It was a playtest session earlier this year which persuaded me to finally include Abilities in the base copy of the game (or at least, the playtesters did). I’d originally come up with variable player powers (abilities) when I was thinking how I could extend this into a fully fledged Kickstarter, and whilst everyone had fun playing with them, I was concerned about them distracting from the simplicity of the game as it stood. It was a needless worry. The Ability cards introduced a rambunctious sense of excitement to proceedings. And in most cases completely eliminating issues with calculating from almost perfect information. A lot of these cards came from suggestions, or players misunderstanding rules, such as investing cards face down. Situations in which I thought, that’s not the right way to play but it would be interesting if you played like that.

The interesting nature of ability cards like these come in their asymmetry.
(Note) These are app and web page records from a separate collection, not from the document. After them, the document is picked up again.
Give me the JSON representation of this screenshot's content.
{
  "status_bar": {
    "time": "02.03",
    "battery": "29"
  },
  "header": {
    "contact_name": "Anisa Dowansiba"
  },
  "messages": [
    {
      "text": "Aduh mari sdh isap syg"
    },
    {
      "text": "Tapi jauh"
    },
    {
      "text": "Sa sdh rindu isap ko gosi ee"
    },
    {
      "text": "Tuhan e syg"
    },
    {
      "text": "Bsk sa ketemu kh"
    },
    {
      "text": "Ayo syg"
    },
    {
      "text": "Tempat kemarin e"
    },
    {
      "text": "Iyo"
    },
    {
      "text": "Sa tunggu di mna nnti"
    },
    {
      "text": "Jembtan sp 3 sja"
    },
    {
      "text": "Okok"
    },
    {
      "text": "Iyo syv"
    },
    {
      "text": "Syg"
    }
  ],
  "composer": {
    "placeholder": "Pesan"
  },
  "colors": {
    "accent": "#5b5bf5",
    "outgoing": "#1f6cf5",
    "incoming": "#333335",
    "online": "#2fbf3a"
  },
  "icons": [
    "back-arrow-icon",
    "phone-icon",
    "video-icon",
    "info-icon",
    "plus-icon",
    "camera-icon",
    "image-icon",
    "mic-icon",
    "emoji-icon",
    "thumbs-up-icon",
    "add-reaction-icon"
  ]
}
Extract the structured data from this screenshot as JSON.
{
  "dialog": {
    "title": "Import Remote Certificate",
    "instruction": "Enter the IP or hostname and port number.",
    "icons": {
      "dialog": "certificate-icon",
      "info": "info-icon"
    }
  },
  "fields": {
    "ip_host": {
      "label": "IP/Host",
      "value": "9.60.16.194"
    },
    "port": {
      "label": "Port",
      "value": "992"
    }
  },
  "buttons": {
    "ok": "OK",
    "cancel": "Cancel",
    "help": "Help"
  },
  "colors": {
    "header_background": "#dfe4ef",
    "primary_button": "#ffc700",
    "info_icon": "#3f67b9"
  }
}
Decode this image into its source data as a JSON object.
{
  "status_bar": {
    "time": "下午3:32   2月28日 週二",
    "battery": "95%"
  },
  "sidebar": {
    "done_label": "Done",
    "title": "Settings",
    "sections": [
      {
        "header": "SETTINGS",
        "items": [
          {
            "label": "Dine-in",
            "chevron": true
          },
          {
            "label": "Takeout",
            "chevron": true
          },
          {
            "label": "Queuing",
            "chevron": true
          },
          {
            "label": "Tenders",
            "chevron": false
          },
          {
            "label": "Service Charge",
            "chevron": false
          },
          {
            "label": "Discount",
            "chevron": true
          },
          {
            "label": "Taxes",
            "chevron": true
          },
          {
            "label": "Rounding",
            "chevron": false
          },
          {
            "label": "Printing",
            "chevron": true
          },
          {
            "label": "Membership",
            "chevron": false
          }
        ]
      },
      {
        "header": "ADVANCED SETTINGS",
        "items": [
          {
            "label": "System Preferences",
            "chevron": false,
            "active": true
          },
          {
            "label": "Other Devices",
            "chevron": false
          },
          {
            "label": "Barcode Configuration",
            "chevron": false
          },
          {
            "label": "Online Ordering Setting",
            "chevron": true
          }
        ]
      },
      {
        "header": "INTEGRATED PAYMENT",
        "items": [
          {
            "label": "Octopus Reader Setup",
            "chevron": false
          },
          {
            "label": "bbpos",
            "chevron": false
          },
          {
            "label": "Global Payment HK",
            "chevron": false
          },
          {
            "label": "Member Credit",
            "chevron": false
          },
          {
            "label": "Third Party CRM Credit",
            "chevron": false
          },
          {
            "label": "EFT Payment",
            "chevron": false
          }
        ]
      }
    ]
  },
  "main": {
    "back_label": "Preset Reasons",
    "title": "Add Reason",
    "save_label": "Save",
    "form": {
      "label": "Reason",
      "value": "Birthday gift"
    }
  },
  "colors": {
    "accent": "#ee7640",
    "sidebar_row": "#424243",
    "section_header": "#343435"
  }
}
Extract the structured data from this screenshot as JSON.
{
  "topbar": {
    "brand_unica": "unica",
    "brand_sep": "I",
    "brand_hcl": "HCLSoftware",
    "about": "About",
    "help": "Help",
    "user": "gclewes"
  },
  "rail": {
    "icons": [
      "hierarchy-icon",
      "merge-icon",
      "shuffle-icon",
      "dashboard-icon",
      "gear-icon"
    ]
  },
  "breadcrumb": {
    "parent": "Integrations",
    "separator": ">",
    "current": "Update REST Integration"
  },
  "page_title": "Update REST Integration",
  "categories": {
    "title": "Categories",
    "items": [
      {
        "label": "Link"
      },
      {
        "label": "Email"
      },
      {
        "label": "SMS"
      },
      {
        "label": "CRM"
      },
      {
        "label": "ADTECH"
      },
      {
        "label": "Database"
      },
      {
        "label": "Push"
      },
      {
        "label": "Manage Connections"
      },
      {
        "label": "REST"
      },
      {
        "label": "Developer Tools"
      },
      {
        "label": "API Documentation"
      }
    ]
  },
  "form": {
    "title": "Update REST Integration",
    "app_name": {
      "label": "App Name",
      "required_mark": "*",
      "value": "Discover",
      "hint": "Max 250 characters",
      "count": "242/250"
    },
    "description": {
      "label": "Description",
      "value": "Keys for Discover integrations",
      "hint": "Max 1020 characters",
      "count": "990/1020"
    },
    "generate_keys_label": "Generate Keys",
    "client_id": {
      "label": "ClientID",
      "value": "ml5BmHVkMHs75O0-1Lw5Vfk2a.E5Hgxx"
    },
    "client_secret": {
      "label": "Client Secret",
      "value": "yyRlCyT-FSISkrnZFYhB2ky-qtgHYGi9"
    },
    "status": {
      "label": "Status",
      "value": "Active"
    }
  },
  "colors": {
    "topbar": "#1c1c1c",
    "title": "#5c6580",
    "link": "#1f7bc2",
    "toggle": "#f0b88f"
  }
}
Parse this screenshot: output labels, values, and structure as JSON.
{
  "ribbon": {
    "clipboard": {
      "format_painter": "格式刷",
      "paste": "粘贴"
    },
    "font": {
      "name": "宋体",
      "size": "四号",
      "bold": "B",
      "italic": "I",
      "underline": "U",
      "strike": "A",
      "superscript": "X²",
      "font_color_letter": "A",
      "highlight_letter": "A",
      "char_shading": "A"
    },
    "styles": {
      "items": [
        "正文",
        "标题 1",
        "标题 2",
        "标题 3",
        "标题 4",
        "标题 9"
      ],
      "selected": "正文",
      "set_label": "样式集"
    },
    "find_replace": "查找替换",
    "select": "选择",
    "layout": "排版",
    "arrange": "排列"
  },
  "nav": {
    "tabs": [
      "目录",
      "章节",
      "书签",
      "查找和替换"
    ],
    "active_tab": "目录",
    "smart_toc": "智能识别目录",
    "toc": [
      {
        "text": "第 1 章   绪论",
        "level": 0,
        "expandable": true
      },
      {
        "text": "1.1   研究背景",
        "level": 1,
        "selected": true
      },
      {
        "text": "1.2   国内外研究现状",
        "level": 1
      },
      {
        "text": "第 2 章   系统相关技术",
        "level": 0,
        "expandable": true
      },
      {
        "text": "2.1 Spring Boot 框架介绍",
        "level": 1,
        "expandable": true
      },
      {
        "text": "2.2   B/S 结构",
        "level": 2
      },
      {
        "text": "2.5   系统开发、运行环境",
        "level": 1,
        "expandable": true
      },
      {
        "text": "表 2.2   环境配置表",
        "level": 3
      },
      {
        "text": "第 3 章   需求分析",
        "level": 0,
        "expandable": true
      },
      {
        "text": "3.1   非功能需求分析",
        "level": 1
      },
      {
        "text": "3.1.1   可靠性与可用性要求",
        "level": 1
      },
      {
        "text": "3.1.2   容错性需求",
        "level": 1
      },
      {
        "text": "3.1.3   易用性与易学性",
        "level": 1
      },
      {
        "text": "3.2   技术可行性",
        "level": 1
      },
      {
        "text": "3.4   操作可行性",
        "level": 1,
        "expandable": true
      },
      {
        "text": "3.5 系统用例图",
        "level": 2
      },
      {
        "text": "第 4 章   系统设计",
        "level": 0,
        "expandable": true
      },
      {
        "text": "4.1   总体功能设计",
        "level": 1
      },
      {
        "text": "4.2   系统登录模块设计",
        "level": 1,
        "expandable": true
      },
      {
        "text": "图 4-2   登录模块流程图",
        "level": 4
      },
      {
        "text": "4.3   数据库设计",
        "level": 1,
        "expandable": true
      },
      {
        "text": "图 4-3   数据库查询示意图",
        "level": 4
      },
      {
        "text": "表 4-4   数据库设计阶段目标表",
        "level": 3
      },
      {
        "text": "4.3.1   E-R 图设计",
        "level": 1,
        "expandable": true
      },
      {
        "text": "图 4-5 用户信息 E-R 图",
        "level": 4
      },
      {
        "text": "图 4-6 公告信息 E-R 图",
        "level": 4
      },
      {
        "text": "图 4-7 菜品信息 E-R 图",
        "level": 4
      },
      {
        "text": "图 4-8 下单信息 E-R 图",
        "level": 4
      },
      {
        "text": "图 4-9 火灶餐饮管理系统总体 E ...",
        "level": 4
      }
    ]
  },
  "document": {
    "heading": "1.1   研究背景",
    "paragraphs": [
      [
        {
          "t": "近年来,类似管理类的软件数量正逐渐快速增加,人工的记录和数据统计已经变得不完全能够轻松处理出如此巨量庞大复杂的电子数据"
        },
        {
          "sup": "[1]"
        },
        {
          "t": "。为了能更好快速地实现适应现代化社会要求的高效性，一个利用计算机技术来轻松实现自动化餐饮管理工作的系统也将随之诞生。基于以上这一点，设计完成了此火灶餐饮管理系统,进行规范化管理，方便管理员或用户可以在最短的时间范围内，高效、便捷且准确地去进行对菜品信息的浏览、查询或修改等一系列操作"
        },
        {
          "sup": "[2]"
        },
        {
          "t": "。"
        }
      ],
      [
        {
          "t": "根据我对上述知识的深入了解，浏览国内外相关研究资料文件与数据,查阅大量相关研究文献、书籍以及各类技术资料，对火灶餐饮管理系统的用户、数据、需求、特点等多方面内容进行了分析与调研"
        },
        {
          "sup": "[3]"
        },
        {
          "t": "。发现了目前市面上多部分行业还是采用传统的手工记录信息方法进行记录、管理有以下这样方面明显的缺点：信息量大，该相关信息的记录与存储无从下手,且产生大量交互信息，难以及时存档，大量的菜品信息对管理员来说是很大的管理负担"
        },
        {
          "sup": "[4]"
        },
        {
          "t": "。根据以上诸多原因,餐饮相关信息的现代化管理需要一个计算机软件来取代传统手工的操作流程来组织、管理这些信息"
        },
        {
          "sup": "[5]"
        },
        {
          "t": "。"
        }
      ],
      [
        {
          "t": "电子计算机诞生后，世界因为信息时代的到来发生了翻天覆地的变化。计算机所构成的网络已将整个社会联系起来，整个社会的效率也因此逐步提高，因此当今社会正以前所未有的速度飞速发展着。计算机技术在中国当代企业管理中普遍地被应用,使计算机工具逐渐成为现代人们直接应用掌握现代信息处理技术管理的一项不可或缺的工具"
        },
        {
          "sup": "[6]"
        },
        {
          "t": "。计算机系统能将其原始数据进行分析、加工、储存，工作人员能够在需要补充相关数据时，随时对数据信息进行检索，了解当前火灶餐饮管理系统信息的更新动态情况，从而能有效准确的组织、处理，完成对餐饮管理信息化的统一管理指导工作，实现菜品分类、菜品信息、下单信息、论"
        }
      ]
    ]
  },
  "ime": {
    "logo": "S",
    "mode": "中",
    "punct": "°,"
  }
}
They lead to different ways of playing, and help enable suprises from other players’ actions. To this end it’s important to keep them as straightforward as possible- you don’t want players to be attending to everyone else’s powers, but rather have them aware of them without it being a focus. The other option with different powers is how much of a game changer they are to be. I consider this difference in terms of Agricola and Feast for Odin.

In Agricola your occupations and minor improvements will massively change your strategy. Each occupation should elicit ‘ooohs’ from your opponents as they becom envious of your new power. Every single one has an impact on the game, or isn’t worth playing. They are big influential powers that only one player can use. The space for playing them is highly contested. In the first edition there were some crazy imbalances.

In Feast for Odin, occupations are small things which might alter one or two of your moves. Occasionally they’ll hint at a direction, but on the whole they’re small fry. Sometimes you’ll just play them for the few points they are worth. But they’re all so milquetoast they’re essentially balanced.

For me, if players have random asymmetric powers, I want them to be impactful. I want a game with them to feel different to the game without. To this end, powerful abilities are the way I went. Those abilities which weren’t having an impact have gone. But I also wanted to keep them streamlined- which means that they tend to be small rules tweaks. At first they might look straightforward and small- being able to discard a card instead of investing one seems like something minor. But through playing the game players see exactly how that small tweak can have a great impact.